Lecture Notes 1
- Brief Historical Sketch
- Modern Applications
The need for undefined terms
Vish (Vicious Circle) : Start with any word in a dictionary and continue to look up
words used in the definition until some word gets repeated for the first time.
" Vish illustrates the important principle that any definition of a word must inevitably
involve other words, which require further definitions. The only way to avoid a vicious circle
is to regard certain primitive concepts as being so simple and obvious that we agree to leave
them undefined. Similarly, the proof of any statement uses other statements; and since we
must begin somewhere, we agree to leave a few simple statements unproved.
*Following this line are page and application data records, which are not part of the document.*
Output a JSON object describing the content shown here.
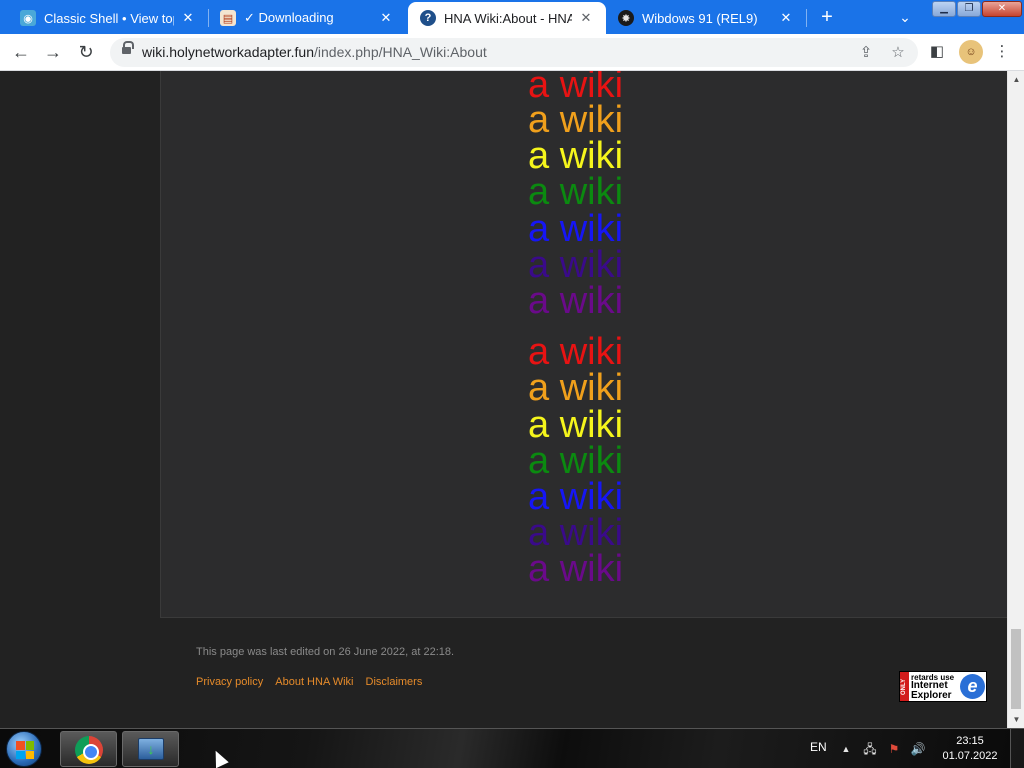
{
  "browser": {
    "tabs": [
      {
        "title": "Classic Shell • View topic",
        "favicon": "globe-icon",
        "active": false
      },
      {
        "title": "✓ Downloading",
        "favicon": "page-icon",
        "active": false
      },
      {
        "title": "HNA Wiki:About - HNA W",
        "favicon": "help-icon",
        "active": true
      },
      {
        "title": "Wibdows 91 (REL9)",
        "favicon": "wheel-icon",
        "active": false
      }
    ],
    "address": {
      "host": "wiki.holynetworkadapter.fun",
      "path": "/index.php/HNA_Wiki:About"
    }
  },
  "page": {
    "wiki_text": "a wiki",
    "colors": [
      "#e81313",
      "#f0a01c",
      "#f5f51c",
      "#0b8a10",
      "#1616f5",
      "#3a0a8a",
      "#6a0a8a"
    ],
    "footer": {
      "last_edited": "This page was last edited on 26 June 2022, at 22:18.",
      "links": [
        "Privacy policy",
        "About HNA Wiki",
        "Disclaimers"
      ]
    },
    "badge": {
      "strip": "ONLY",
      "line1": "retards use",
      "line2": "Internet Explorer",
      "logo": "e"
    }
  },
  "taskbar": {
    "language": "EN",
    "time": "23:15",
    "date": "01.07.2022"
  }
}
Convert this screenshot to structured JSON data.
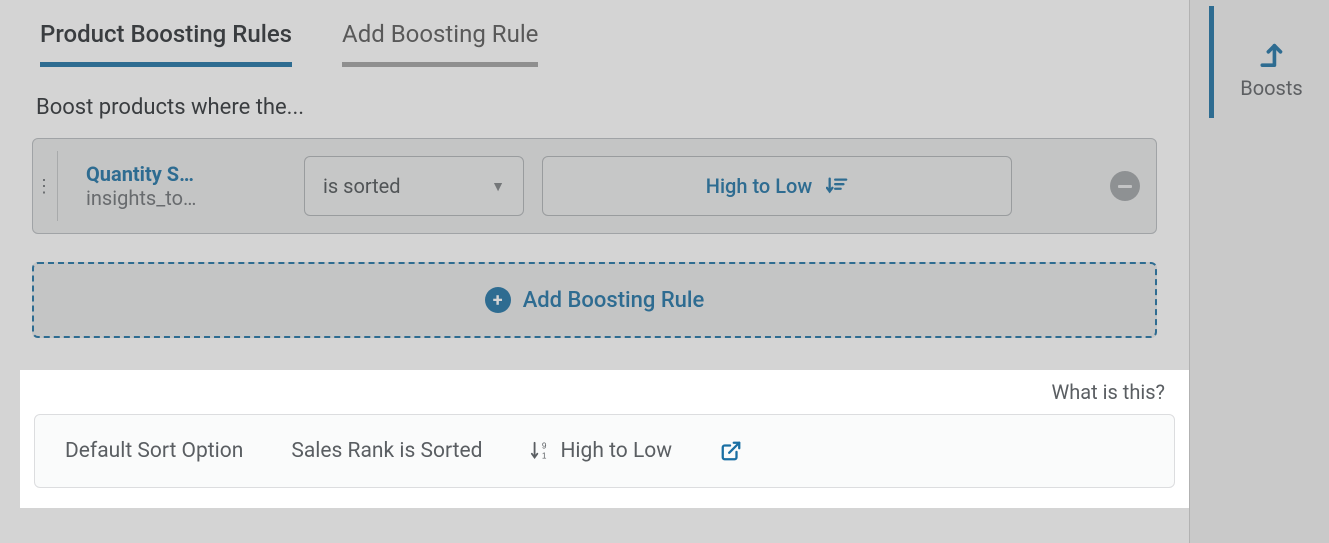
{
  "tabs": {
    "rules": "Product Boosting Rules",
    "add": "Add Boosting Rule"
  },
  "section_label": "Boost products where the...",
  "rule": {
    "field_title": "Quantity S…",
    "field_sub": "insights_to…",
    "operator": "is sorted",
    "value": "High to Low"
  },
  "add_rule_label": "Add Boosting Rule",
  "info": {
    "what_is": "What is this?",
    "default_label": "Default Sort Option",
    "sort_field": "Sales Rank is Sorted",
    "direction": "High to Low"
  },
  "side_tab": "Boosts"
}
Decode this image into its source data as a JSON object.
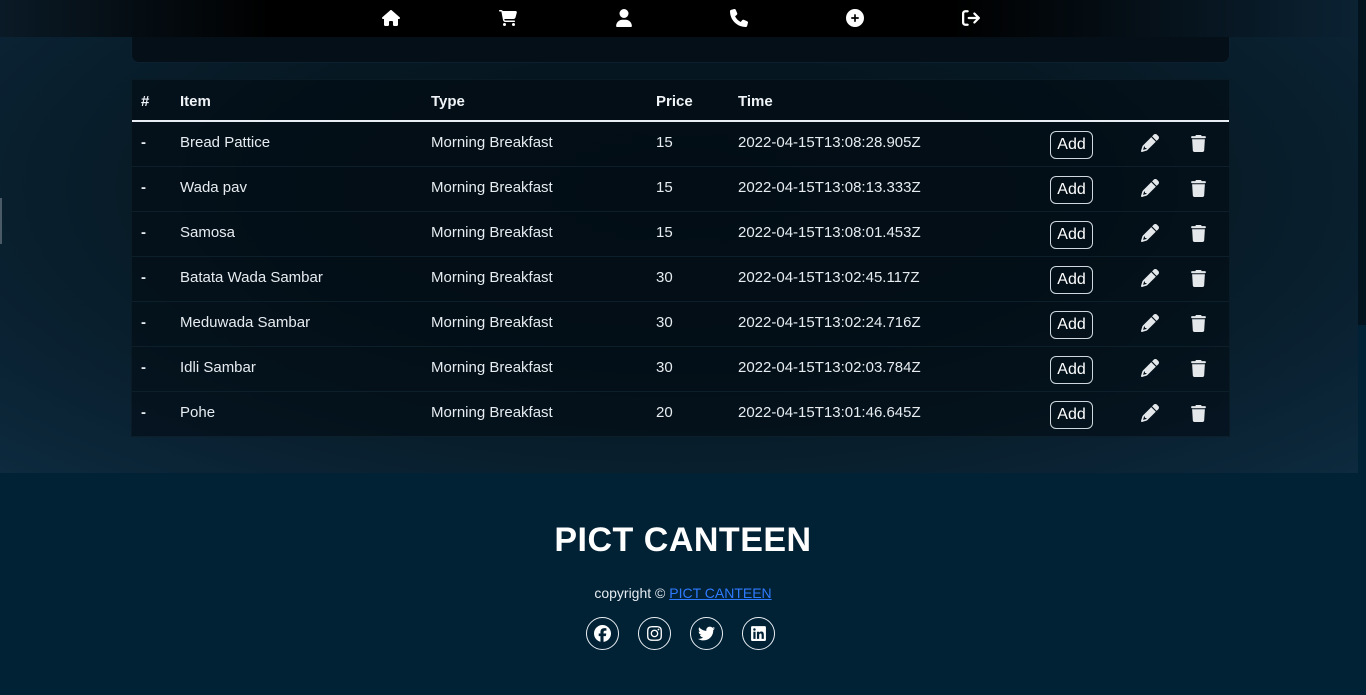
{
  "nav": {
    "icons": [
      "home-icon",
      "cart-icon",
      "user-icon",
      "phone-icon",
      "plus-circle-icon",
      "logout-icon"
    ]
  },
  "table": {
    "headers": {
      "num": "#",
      "item": "Item",
      "type": "Type",
      "price": "Price",
      "time": "Time"
    },
    "rows": [
      {
        "num": "-",
        "item": "Bread Pattice",
        "type": "Morning Breakfast",
        "price": "15",
        "time": "2022-04-15T13:08:28.905Z",
        "add": "Add"
      },
      {
        "num": "-",
        "item": "Wada pav",
        "type": "Morning Breakfast",
        "price": "15",
        "time": "2022-04-15T13:08:13.333Z",
        "add": "Add"
      },
      {
        "num": "-",
        "item": "Samosa",
        "type": "Morning Breakfast",
        "price": "15",
        "time": "2022-04-15T13:08:01.453Z",
        "add": "Add"
      },
      {
        "num": "-",
        "item": "Batata Wada Sambar",
        "type": "Morning Breakfast",
        "price": "30",
        "time": "2022-04-15T13:02:45.117Z",
        "add": "Add"
      },
      {
        "num": "-",
        "item": "Meduwada Sambar",
        "type": "Morning Breakfast",
        "price": "30",
        "time": "2022-04-15T13:02:24.716Z",
        "add": "Add"
      },
      {
        "num": "-",
        "item": "Idli Sambar",
        "type": "Morning Breakfast",
        "price": "30",
        "time": "2022-04-15T13:02:03.784Z",
        "add": "Add"
      },
      {
        "num": "-",
        "item": "Pohe",
        "type": "Morning Breakfast",
        "price": "20",
        "time": "2022-04-15T13:01:46.645Z",
        "add": "Add"
      }
    ]
  },
  "footer": {
    "title": "PICT CANTEEN",
    "copyright_prefix": "copyright © ",
    "copyright_link": "PICT CANTEEN",
    "social": [
      "facebook-icon",
      "instagram-icon",
      "twitter-icon",
      "linkedin-icon"
    ]
  },
  "colors": {
    "background": "#012135",
    "link": "#2e7bff",
    "text": "#e8eef3"
  }
}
These primitive
statements are called axioms." - Coxeter, Projective Geometry, pg. 6.
Example: Vish using The American Heritage Dictionary
- Point : = A dimensionless geometric object having no property but location.
- Location : = A place where something is or might be located.
- Place : = A portion of space.
- Space : = A set of points satisfying specified geometric postulates.
- Point : = ....
Can be traced back to Gino Fano (1892) with some ideas going back to von Staudt (1852).
There are two undefined terms : points, lines. There is also a relation between them called
on. This relationship is symmetric so we speak of points being on lines and lines being on
A Three-Point Geometry:
Theorem 1.1 : Two distinct lines are on exactly one point.
- There exist exactly 3 points in this geometry.
- Two distinct points are on exactly one line.
- Not all the points of the geometry are on the same line.
- Two distinct lines are on at least one point.
Theorem 1.2 : The three point geometry has exactly three lines.
A Four-Line Geometry:
Theorem 1.3 : The four line geometry has exactly six points.
- There exist exactly 4 lines.
- Any two distinct lines have exactly one point on both of them.
- Each point is on exactly two lines.
Theorem 1.4 : Each line of the four-line geometry has exactly 3 points on it.
The plane dual of a statement is the statement obtained by interchanging the terms point and
The plane duals of the axioms for the four-line geometry will give the axioms for the four-
point geometry. And the plane duals of Theorems 1.3 and 1.4 will give valid theorems in the
Theorem 1.7 : Each two lines have exactly one point in common.
- There exists at least one line.
- Every line of the geometry has exactly 3 points on it.
- Not all points of the geometry are on the same line.
- For two distinct points, there exists exactly one line on both of them.
- Each two lines have at least one point on both of them.
Theorem 1.8 : Fano's geometry consists of exactly seven points and seven lines.
5'. If a point does not lie on a given line, then there exists exactly one line on that
point that does not intersect the given line.